Authors: Eric Fossat, Patrick Boumier, Thierry Corbard, et al.
First Author’s Institution: Université Côte d’Azur, Observatoire Côte d’Azur, France
Status: Published in Astronomy and Astrophysics, open access
Far below its surface, the Sun slowly breaths with invisible pulses. Blobs of plasma are launched upwards by buoyant forces, only to reach the peak of their trajectories and plunge back to the depths below. This motion is known as a g-mode oscillation, and until recently it was unseen by solar scientists. In today’s paper, Fossat et al. describe one of the most promising detections of the g-modes to date and the implications for the Sun’s deepest layers.
While the Sun appears constant in brightness to the naked eye, careful telescope observations reveal that it periodically dims and brightens on a miniscule scale. Just as a song is made from many notes, the flickering occurs at countless different frequencies that create the “music” of the Sun. Helioseismology, an observation technique that tracks vibrations deep into the Sun, uses Fourier analysis to determine which frequencies are most important and study three potential sources of brightness fluctuations on the Sun: p-mode, g-mode, and f-mode oscillations. Since the brightness of plasma is strongly related to the density, each mode is associated with material compressing or decompressing in some way. P-mode and f-mode oscillations are frequently observed at the solar surface, but the g-modes lurk far beneath the surface of the Sun. By studying g-modes, we are studying the lowest depths of the Sun far below what is visible to us.

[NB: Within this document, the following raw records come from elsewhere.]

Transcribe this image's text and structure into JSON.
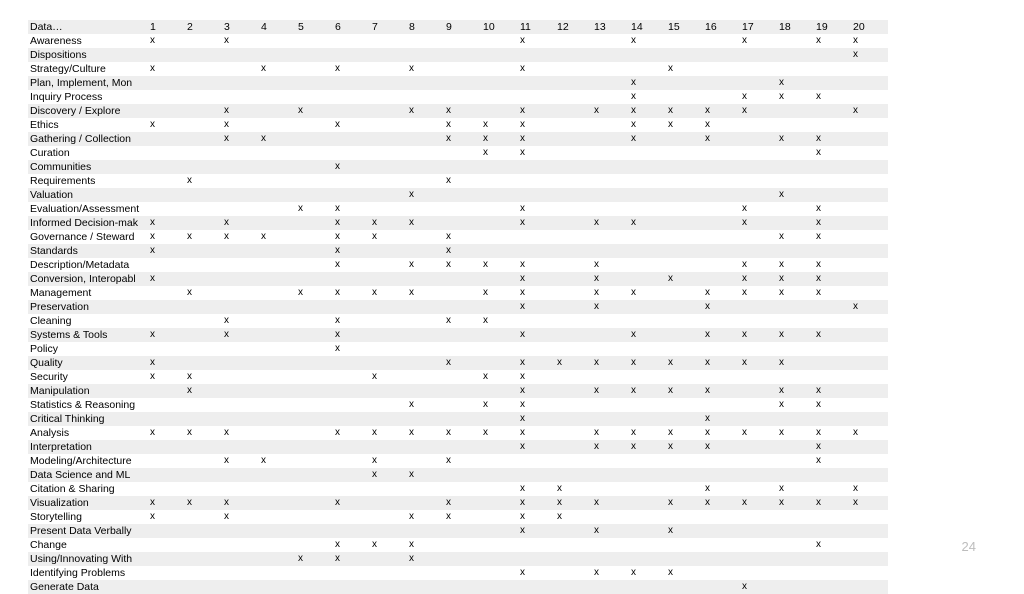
{
  "page_number": "24",
  "columns": [
    "1",
    "2",
    "3",
    "4",
    "5",
    "6",
    "7",
    "8",
    "9",
    "10",
    "11",
    "12",
    "13",
    "14",
    "15",
    "16",
    "17",
    "18",
    "19",
    "20"
  ],
  "row_header_label": "Data…",
  "mark": "x",
  "rows": [
    {
      "label": "Awareness",
      "marks": [
        1,
        0,
        1,
        0,
        0,
        0,
        0,
        0,
        0,
        0,
        1,
        0,
        0,
        1,
        0,
        0,
        1,
        0,
        1,
        1
      ]
    },
    {
      "label": "Dispositions",
      "marks": [
        0,
        0,
        0,
        0,
        0,
        0,
        0,
        0,
        0,
        0,
        0,
        0,
        0,
        0,
        0,
        0,
        0,
        0,
        0,
        1
      ]
    },
    {
      "label": "Strategy/Culture",
      "marks": [
        1,
        0,
        0,
        1,
        0,
        1,
        0,
        1,
        0,
        0,
        1,
        0,
        0,
        0,
        1,
        0,
        0,
        0,
        0,
        0
      ]
    },
    {
      "label": "Plan, Implement, Mon",
      "marks": [
        0,
        0,
        0,
        0,
        0,
        0,
        0,
        0,
        0,
        0,
        0,
        0,
        0,
        1,
        0,
        0,
        0,
        1,
        0,
        0
      ]
    },
    {
      "label": "Inquiry Process",
      "marks": [
        0,
        0,
        0,
        0,
        0,
        0,
        0,
        0,
        0,
        0,
        0,
        0,
        0,
        1,
        0,
        0,
        1,
        1,
        1,
        0
      ]
    },
    {
      "label": "Discovery / Explore",
      "marks": [
        0,
        0,
        1,
        0,
        1,
        0,
        0,
        1,
        1,
        0,
        1,
        0,
        1,
        1,
        1,
        1,
        1,
        0,
        0,
        1
      ]
    },
    {
      "label": "Ethics",
      "marks": [
        1,
        0,
        1,
        0,
        0,
        1,
        0,
        0,
        1,
        1,
        1,
        0,
        0,
        1,
        1,
        1,
        0,
        0,
        0,
        0
      ]
    },
    {
      "label": "Gathering / Collection",
      "marks": [
        0,
        0,
        1,
        1,
        0,
        0,
        0,
        0,
        1,
        1,
        1,
        0,
        0,
        1,
        0,
        1,
        0,
        1,
        1,
        0
      ]
    },
    {
      "label": "Curation",
      "marks": [
        0,
        0,
        0,
        0,
        0,
        0,
        0,
        0,
        0,
        1,
        1,
        0,
        0,
        0,
        0,
        0,
        0,
        0,
        1,
        0
      ]
    },
    {
      "label": "Communities",
      "marks": [
        0,
        0,
        0,
        0,
        0,
        1,
        0,
        0,
        0,
        0,
        0,
        0,
        0,
        0,
        0,
        0,
        0,
        0,
        0,
        0
      ]
    },
    {
      "label": "Requirements",
      "marks": [
        0,
        1,
        0,
        0,
        0,
        0,
        0,
        0,
        1,
        0,
        0,
        0,
        0,
        0,
        0,
        0,
        0,
        0,
        0,
        0
      ]
    },
    {
      "label": "Valuation",
      "marks": [
        0,
        0,
        0,
        0,
        0,
        0,
        0,
        1,
        0,
        0,
        0,
        0,
        0,
        0,
        0,
        0,
        0,
        1,
        0,
        0
      ]
    },
    {
      "label": "Evaluation/Assessment",
      "marks": [
        0,
        0,
        0,
        0,
        1,
        1,
        0,
        0,
        0,
        0,
        1,
        0,
        0,
        0,
        0,
        0,
        1,
        0,
        1,
        0
      ]
    },
    {
      "label": "Informed Decision-mak",
      "marks": [
        1,
        0,
        1,
        0,
        0,
        1,
        1,
        1,
        0,
        0,
        1,
        0,
        1,
        1,
        0,
        0,
        1,
        0,
        1,
        0
      ]
    },
    {
      "label": "Governance / Steward",
      "marks": [
        1,
        1,
        1,
        1,
        0,
        1,
        1,
        0,
        1,
        0,
        0,
        0,
        0,
        0,
        0,
        0,
        0,
        1,
        1,
        0
      ]
    },
    {
      "label": "Standards",
      "marks": [
        1,
        0,
        0,
        0,
        0,
        1,
        0,
        0,
        1,
        0,
        0,
        0,
        0,
        0,
        0,
        0,
        0,
        0,
        0,
        0
      ]
    },
    {
      "label": "Description/Metadata",
      "marks": [
        0,
        0,
        0,
        0,
        0,
        1,
        0,
        1,
        1,
        1,
        1,
        0,
        1,
        0,
        0,
        0,
        1,
        1,
        1,
        0
      ]
    },
    {
      "label": "Conversion, Interopabl",
      "marks": [
        1,
        0,
        0,
        0,
        0,
        0,
        0,
        0,
        0,
        0,
        1,
        0,
        1,
        0,
        1,
        0,
        1,
        1,
        1,
        0
      ]
    },
    {
      "label": "Management",
      "marks": [
        0,
        1,
        0,
        0,
        1,
        1,
        1,
        1,
        0,
        1,
        1,
        0,
        1,
        1,
        0,
        1,
        1,
        1,
        1,
        0
      ]
    },
    {
      "label": "Preservation",
      "marks": [
        0,
        0,
        0,
        0,
        0,
        0,
        0,
        0,
        0,
        0,
        1,
        0,
        1,
        0,
        0,
        1,
        0,
        0,
        0,
        1
      ]
    },
    {
      "label": "Cleaning",
      "marks": [
        0,
        0,
        1,
        0,
        0,
        1,
        0,
        0,
        1,
        1,
        0,
        0,
        0,
        0,
        0,
        0,
        0,
        0,
        0,
        0
      ]
    },
    {
      "label": "Systems & Tools",
      "marks": [
        1,
        0,
        1,
        0,
        0,
        1,
        0,
        0,
        0,
        0,
        1,
        0,
        0,
        1,
        0,
        1,
        1,
        1,
        1,
        0
      ]
    },
    {
      "label": "Policy",
      "marks": [
        0,
        0,
        0,
        0,
        0,
        1,
        0,
        0,
        0,
        0,
        0,
        0,
        0,
        0,
        0,
        0,
        0,
        0,
        0,
        0
      ]
    },
    {
      "label": "Quality",
      "marks": [
        1,
        0,
        0,
        0,
        0,
        0,
        0,
        0,
        1,
        0,
        1,
        1,
        1,
        1,
        1,
        1,
        1,
        1,
        0,
        0
      ]
    },
    {
      "label": "Security",
      "marks": [
        1,
        1,
        0,
        0,
        0,
        0,
        1,
        0,
        0,
        1,
        1,
        0,
        0,
        0,
        0,
        0,
        0,
        0,
        0,
        0
      ]
    },
    {
      "label": "Manipulation",
      "marks": [
        0,
        1,
        0,
        0,
        0,
        0,
        0,
        0,
        0,
        0,
        1,
        0,
        1,
        1,
        1,
        1,
        0,
        1,
        1,
        0
      ]
    },
    {
      "label": "Statistics & Reasoning",
      "marks": [
        0,
        0,
        0,
        0,
        0,
        0,
        0,
        1,
        0,
        1,
        1,
        0,
        0,
        0,
        0,
        0,
        0,
        1,
        1,
        0
      ]
    },
    {
      "label": "Critical Thinking",
      "marks": [
        0,
        0,
        0,
        0,
        0,
        0,
        0,
        0,
        0,
        0,
        1,
        0,
        0,
        0,
        0,
        1,
        0,
        0,
        0,
        0
      ]
    },
    {
      "label": "Analysis",
      "marks": [
        1,
        1,
        1,
        0,
        0,
        1,
        1,
        1,
        1,
        1,
        1,
        0,
        1,
        1,
        1,
        1,
        1,
        1,
        1,
        1
      ]
    },
    {
      "label": "Interpretation",
      "marks": [
        0,
        0,
        0,
        0,
        0,
        0,
        0,
        0,
        0,
        0,
        1,
        0,
        1,
        1,
        1,
        1,
        0,
        0,
        1,
        0
      ]
    },
    {
      "label": "Modeling/Architecture",
      "marks": [
        0,
        0,
        1,
        1,
        0,
        0,
        1,
        0,
        1,
        0,
        0,
        0,
        0,
        0,
        0,
        0,
        0,
        0,
        1,
        0
      ]
    },
    {
      "label": "Data Science and ML",
      "marks": [
        0,
        0,
        0,
        0,
        0,
        0,
        1,
        1,
        0,
        0,
        0,
        0,
        0,
        0,
        0,
        0,
        0,
        0,
        0,
        0
      ]
    },
    {
      "label": "Citation & Sharing",
      "marks": [
        0,
        0,
        0,
        0,
        0,
        0,
        0,
        0,
        0,
        0,
        1,
        1,
        0,
        0,
        0,
        1,
        0,
        1,
        0,
        1
      ]
    },
    {
      "label": "Visualization",
      "marks": [
        1,
        1,
        1,
        0,
        0,
        1,
        0,
        0,
        1,
        0,
        1,
        1,
        1,
        0,
        1,
        1,
        1,
        1,
        1,
        1
      ]
    },
    {
      "label": "Storytelling",
      "marks": [
        1,
        0,
        1,
        0,
        0,
        0,
        0,
        1,
        1,
        0,
        1,
        1,
        0,
        0,
        0,
        0,
        0,
        0,
        0,
        0
      ]
    },
    {
      "label": "Present Data Verbally",
      "marks": [
        0,
        0,
        0,
        0,
        0,
        0,
        0,
        0,
        0,
        0,
        1,
        0,
        1,
        0,
        1,
        0,
        0,
        0,
        0,
        0
      ]
    },
    {
      "label": "Change",
      "marks": [
        0,
        0,
        0,
        0,
        0,
        1,
        1,
        1,
        0,
        0,
        0,
        0,
        0,
        0,
        0,
        0,
        0,
        0,
        1,
        0
      ]
    },
    {
      "label": "Using/Innovating With",
      "marks": [
        0,
        0,
        0,
        0,
        1,
        1,
        0,
        1,
        0,
        0,
        0,
        0,
        0,
        0,
        0,
        0,
        0,
        0,
        0,
        0
      ]
    },
    {
      "label": "Identifying Problems",
      "marks": [
        0,
        0,
        0,
        0,
        0,
        0,
        0,
        0,
        0,
        0,
        1,
        0,
        1,
        1,
        1,
        0,
        0,
        0,
        0,
        0
      ]
    },
    {
      "label": "Generate Data",
      "marks": [
        0,
        0,
        0,
        0,
        0,
        0,
        0,
        0,
        0,
        0,
        0,
        0,
        0,
        0,
        0,
        0,
        1,
        0,
        0,
        0
      ]
    }
  ]
}
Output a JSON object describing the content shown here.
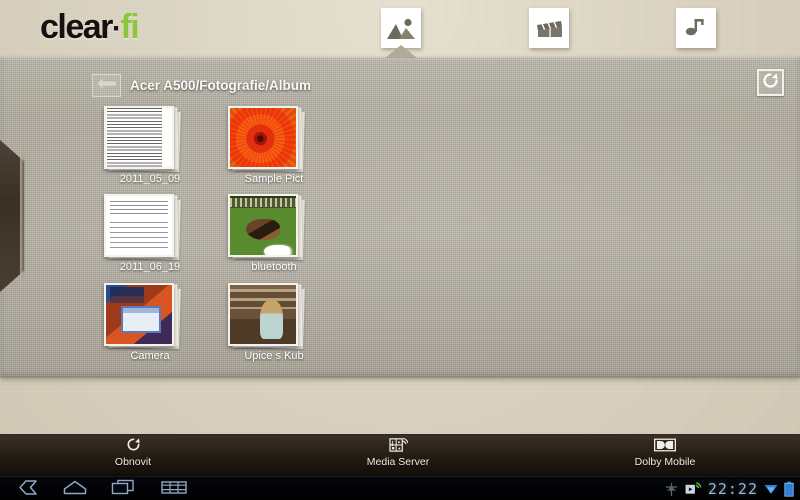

Density increases as you move deeper into the Sun due to stronger gravitational forces holding the material more tightly. In a g-mode oscillation (named for the role gravity plays in driving the oscillation), a low density blob of material will float upwards due to buoyancy, only to overshoot and land in a region with even smaller density than the blob. Gravity then pulls the blob back down, only for it to overshoot again and sink too deep. This back and forth motion only occurs in the Sun’s radiative zone which extends from the center to two-thirds of the way to the surface. The final third of the Sun up to the surface is the Sun’s convective zone, in which blobs carrying heat upwards mix with the surrounding plasma. As a result, g-mode oscillations are damped out well before they reach the surface, making observations of the mode seemingly impossible (Fig. 1). In nearly four decades of helioseismic measurements, the few reported observations of the g-mode to date have all turned out to be artifacts.
The work performed by Fossat et al. (2017) is the most promising observation of g-modes yet. Since g-modes are directly unobservable, the team sought for evidence of their existence in much more readily available p-mode observations. P-mode oscillations occur as sound waves (material compressing and decompressing in a slinky-like effect) travel into the Sun. Since the speed of sound depends on density, as the waves travel into the higher density regions of the Sun they refract until they are completely turned around and return to the surface. If the waves happen to pass through a blob of low-density or high-density material moving according to the g-mode mechanism, their velocities, and therefore the time required to travel to the surface, should be altered. Using 16.5 years of data from the GOLF (Global Oscillations at Low Frequencies) instrument on the SOHO space observatory, the authors characterized the travel time for the same p-mode over 34,612 eight hour intervals (Fig 2).
They found that the time required for a p-mode oscillation to travel into the Sun and back would typically vary by less than 2%, an effect produced by hundreds of g-modes. By studying how that variance would itself vary over time the authors also detected the horizontal motion of the g-mode oscillations caused by the rotation of the core. The sound waves are accelerated if they move in the same direction as the g-modes and decelerated if they move in the opposite direction, causing the travel time frequency to split into two nearby values. Analysis revealed a 210 nanohertz splitting of the g-mode that did not appear in artificially created data with randomly damped and excited p-modes. As a result, the authors conclude that the feature has less than a 0.0002% chance of occurring randomly.
By calculating the strength of the splitting effect, the authors allow our first glimpse into the rotation of the deepest layers of the Sun. According to their analysis, the core is rotating at an alarmingly fast rate of one revolution every week, almost four times faster than the outer shell of the Sun! Such a result has enormous implications for the evolution of our solar system’s rotation and the rotation of extrasolar systems. However, the authors admit that it is not trivial to explain how the core could be rotating so rapidly or what dynamic effects it could have on the outer solar envelope. Intensive modeling efforts will be required to fully understand the findings of this paper. If validated, however, the first observations of g-mode oscillations would offer unprecedented insight into the solar core.